While studies on microplastics in the marine environment show their wide-distribution, persistence and contamination of biota, the freshwater environment remains comparatively neglected. Where studies on freshwaters have been undertaken these have been on riverine systems or very large lakes. We present data on the distribution of microplastic particles in the sediments of Edgbaston Pool, a shallow eutrophic lake in central Birmingham, UK. These data provide, to our knowledge, the first assessment of microplastic concentrations in the sediments of either a small or an urban lake and the first for any lake in the UK. Maximum concentrations reached 25–30 particles per 100 g dried sediment (equivalent to low hundreds kg−1) and hence are comparable with reported river sediment studies. Fibres and films were the most common types of microplastic observed. Spatial distributions appear to be due to similar factors to other lake studies (i.e. location of inflow; prevailing wind directions; propensity for biofouling; distribution of macroplastic debris) and add to the growing burden of evidence for microplastic ubiquity in all environments.

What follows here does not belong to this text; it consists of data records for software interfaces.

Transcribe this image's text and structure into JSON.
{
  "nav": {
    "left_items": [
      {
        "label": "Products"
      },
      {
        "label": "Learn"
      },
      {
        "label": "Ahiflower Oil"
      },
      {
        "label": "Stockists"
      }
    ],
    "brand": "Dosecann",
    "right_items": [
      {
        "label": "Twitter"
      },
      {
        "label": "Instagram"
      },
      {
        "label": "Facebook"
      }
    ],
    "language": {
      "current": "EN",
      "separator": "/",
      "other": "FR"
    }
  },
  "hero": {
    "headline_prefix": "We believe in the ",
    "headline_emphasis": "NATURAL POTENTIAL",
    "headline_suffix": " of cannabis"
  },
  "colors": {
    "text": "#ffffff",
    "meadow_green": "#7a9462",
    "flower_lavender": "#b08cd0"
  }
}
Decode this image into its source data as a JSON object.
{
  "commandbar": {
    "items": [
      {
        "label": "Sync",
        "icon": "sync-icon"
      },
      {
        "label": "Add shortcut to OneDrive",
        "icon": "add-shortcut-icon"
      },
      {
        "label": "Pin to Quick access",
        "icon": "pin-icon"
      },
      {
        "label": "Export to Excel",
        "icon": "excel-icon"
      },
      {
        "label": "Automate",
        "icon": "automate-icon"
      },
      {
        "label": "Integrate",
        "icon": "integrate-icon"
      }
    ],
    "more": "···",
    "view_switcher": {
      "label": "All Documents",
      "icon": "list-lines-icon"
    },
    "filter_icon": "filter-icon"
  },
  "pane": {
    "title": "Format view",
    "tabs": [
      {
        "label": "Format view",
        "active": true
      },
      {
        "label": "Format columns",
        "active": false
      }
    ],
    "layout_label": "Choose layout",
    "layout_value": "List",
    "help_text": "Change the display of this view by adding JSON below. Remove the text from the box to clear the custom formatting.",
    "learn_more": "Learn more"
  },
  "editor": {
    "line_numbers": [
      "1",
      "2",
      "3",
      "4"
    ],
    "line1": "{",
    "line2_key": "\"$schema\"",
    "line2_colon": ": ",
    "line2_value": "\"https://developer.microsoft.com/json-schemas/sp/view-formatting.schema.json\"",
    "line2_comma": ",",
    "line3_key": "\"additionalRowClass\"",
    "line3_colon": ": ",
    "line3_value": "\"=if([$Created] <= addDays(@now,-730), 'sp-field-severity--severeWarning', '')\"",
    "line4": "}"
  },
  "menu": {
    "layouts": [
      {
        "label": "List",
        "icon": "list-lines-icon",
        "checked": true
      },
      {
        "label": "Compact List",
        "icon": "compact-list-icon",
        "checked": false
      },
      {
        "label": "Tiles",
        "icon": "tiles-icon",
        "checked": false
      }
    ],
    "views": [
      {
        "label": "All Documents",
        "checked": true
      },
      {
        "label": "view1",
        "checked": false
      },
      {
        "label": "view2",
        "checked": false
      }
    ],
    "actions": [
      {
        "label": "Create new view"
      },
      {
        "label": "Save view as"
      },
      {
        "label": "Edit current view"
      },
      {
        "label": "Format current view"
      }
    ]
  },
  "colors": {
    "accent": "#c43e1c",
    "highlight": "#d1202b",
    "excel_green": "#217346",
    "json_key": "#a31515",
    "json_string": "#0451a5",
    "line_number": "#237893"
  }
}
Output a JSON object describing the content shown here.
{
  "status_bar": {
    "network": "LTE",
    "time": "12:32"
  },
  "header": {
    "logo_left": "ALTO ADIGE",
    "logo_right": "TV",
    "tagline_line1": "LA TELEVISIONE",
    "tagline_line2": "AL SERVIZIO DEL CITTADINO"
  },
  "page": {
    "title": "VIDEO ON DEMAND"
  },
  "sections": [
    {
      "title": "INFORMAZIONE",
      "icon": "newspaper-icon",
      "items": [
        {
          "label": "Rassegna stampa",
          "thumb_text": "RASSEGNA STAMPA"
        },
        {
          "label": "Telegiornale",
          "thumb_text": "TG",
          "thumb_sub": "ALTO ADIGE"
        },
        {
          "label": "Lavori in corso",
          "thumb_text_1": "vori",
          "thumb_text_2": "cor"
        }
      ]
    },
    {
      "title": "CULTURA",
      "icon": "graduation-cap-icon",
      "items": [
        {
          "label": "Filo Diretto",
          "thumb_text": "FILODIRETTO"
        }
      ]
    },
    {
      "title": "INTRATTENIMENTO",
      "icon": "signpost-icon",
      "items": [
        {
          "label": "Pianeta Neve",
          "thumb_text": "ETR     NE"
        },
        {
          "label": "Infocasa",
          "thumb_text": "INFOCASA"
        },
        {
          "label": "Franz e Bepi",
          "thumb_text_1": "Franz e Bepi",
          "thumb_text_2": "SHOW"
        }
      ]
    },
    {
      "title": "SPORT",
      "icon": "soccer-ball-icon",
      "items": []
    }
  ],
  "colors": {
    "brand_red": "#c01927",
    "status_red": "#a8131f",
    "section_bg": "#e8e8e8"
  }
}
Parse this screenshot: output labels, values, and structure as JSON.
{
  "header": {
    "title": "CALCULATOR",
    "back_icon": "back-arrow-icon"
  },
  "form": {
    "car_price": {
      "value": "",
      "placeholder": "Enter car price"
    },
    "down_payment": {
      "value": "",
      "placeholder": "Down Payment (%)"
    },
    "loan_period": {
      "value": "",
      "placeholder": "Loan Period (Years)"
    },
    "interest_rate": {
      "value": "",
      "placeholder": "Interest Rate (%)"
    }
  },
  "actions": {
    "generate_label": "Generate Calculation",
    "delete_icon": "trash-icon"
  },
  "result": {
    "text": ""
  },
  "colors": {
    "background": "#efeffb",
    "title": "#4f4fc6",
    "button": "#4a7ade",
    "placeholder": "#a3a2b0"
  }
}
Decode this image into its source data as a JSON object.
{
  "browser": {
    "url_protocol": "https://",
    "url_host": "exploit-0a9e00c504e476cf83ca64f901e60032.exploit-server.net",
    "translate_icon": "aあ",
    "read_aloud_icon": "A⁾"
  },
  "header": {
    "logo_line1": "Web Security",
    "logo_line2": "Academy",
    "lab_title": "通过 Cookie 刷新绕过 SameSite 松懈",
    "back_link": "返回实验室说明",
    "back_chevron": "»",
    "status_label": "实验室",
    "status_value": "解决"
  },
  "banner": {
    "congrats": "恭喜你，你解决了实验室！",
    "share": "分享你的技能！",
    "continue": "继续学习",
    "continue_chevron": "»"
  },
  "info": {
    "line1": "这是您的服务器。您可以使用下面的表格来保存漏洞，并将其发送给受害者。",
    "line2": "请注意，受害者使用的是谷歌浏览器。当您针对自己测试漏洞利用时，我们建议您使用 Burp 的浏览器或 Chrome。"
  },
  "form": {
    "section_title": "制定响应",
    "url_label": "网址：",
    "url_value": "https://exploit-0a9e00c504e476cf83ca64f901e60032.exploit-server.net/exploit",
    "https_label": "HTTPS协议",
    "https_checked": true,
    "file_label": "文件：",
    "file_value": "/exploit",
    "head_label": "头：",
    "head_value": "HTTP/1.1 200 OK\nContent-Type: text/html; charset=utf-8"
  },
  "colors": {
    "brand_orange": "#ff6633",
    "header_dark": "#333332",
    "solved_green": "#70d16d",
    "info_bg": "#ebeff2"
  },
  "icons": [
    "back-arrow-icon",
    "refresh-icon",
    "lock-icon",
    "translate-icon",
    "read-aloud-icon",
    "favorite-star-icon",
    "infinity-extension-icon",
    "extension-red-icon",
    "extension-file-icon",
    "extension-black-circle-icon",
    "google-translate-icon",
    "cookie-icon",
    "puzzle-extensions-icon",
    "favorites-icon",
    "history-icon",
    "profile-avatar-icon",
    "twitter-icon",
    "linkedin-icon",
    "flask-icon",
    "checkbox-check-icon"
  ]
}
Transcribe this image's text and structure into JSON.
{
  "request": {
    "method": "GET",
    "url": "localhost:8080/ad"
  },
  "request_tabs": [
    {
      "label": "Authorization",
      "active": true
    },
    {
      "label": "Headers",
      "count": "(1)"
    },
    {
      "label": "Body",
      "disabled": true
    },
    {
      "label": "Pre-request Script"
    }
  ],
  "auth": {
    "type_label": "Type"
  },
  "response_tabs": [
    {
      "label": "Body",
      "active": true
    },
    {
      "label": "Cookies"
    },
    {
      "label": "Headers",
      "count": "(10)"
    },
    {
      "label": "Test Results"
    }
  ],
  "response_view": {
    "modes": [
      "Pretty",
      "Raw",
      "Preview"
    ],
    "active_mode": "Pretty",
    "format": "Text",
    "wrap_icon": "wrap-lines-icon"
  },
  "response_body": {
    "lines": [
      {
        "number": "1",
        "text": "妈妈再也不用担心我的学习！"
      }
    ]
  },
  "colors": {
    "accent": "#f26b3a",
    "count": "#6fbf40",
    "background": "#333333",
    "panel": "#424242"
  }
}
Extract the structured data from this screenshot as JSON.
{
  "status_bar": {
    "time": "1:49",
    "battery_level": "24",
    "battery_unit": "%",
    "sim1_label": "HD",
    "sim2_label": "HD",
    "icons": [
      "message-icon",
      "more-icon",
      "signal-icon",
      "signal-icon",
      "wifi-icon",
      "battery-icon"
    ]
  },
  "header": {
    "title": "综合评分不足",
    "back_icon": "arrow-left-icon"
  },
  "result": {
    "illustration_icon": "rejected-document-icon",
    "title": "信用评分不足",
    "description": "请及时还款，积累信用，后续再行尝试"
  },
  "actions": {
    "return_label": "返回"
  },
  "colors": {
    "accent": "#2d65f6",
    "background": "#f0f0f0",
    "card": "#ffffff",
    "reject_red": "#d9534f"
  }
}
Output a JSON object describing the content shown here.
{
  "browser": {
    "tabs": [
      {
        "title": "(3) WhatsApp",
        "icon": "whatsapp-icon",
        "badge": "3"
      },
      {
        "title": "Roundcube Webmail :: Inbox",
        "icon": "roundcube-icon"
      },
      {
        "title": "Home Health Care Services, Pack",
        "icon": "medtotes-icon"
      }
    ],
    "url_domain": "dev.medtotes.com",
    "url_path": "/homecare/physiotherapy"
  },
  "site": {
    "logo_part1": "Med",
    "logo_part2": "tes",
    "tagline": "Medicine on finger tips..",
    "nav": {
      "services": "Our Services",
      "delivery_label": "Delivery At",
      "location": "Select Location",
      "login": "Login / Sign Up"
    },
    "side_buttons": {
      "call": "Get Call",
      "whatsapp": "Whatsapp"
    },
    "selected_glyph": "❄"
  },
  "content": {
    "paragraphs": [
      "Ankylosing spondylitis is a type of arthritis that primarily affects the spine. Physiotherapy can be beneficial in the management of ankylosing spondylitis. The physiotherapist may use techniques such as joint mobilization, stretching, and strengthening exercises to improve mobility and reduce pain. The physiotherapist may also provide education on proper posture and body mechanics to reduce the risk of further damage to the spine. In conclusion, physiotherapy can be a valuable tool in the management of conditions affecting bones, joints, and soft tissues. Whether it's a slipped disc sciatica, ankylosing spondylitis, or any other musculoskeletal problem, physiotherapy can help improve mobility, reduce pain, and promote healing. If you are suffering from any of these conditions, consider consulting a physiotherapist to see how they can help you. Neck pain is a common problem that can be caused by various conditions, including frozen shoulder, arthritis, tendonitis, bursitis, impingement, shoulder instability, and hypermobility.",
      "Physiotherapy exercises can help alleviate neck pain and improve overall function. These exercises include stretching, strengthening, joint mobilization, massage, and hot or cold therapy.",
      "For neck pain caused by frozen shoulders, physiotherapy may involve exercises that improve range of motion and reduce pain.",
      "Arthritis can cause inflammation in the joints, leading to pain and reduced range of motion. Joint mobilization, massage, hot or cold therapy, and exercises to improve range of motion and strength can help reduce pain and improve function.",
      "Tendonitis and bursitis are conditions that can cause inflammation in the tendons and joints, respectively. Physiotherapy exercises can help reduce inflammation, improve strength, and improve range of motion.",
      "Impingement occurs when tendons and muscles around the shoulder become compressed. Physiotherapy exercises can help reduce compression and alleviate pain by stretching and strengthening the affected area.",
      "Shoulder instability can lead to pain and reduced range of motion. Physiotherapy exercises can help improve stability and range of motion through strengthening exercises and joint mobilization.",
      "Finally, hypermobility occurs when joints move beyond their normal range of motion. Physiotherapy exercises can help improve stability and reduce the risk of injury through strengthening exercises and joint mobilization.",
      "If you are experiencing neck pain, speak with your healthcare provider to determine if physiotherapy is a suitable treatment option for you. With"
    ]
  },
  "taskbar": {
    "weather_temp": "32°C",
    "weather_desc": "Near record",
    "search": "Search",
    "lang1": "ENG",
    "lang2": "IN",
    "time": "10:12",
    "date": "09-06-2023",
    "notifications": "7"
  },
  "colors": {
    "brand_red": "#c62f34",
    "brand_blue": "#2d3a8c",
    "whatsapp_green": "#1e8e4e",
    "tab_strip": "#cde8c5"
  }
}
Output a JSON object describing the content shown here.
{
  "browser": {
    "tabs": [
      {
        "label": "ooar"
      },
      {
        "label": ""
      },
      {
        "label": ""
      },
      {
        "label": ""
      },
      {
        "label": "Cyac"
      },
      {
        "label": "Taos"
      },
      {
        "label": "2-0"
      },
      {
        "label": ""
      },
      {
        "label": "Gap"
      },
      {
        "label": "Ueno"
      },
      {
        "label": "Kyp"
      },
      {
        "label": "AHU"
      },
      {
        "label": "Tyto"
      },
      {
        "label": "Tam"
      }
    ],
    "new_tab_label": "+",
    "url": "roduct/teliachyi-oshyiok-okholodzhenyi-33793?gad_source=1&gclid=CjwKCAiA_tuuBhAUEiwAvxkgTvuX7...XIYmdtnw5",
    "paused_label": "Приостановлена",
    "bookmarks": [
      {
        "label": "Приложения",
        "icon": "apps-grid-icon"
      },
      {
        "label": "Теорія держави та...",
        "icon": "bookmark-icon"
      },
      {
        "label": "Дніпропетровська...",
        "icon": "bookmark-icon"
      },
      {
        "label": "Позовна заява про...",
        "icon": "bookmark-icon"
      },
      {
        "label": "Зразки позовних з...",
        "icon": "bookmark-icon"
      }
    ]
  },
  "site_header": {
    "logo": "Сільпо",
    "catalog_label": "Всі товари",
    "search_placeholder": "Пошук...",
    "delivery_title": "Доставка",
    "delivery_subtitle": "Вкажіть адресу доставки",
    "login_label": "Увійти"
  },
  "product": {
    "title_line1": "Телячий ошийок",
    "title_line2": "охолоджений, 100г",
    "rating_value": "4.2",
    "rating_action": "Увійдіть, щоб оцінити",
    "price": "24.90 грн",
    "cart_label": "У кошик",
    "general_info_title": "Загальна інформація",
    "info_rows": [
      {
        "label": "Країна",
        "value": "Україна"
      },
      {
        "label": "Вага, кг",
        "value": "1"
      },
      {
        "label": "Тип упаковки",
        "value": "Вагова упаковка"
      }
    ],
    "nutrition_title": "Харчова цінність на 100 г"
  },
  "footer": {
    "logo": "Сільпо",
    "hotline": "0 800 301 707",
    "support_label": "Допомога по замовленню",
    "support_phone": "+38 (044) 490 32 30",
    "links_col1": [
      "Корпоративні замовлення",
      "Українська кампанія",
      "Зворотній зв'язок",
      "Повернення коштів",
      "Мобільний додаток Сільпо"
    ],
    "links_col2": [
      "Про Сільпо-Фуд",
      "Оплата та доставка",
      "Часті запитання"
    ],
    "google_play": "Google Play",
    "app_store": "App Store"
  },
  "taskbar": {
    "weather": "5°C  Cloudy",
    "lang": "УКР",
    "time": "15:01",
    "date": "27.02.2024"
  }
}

Rebecca Vaughan, Simon D. Turner, Neil L. Rose, Environmental Pollution, Volume 229, October 2017, Pages 10–18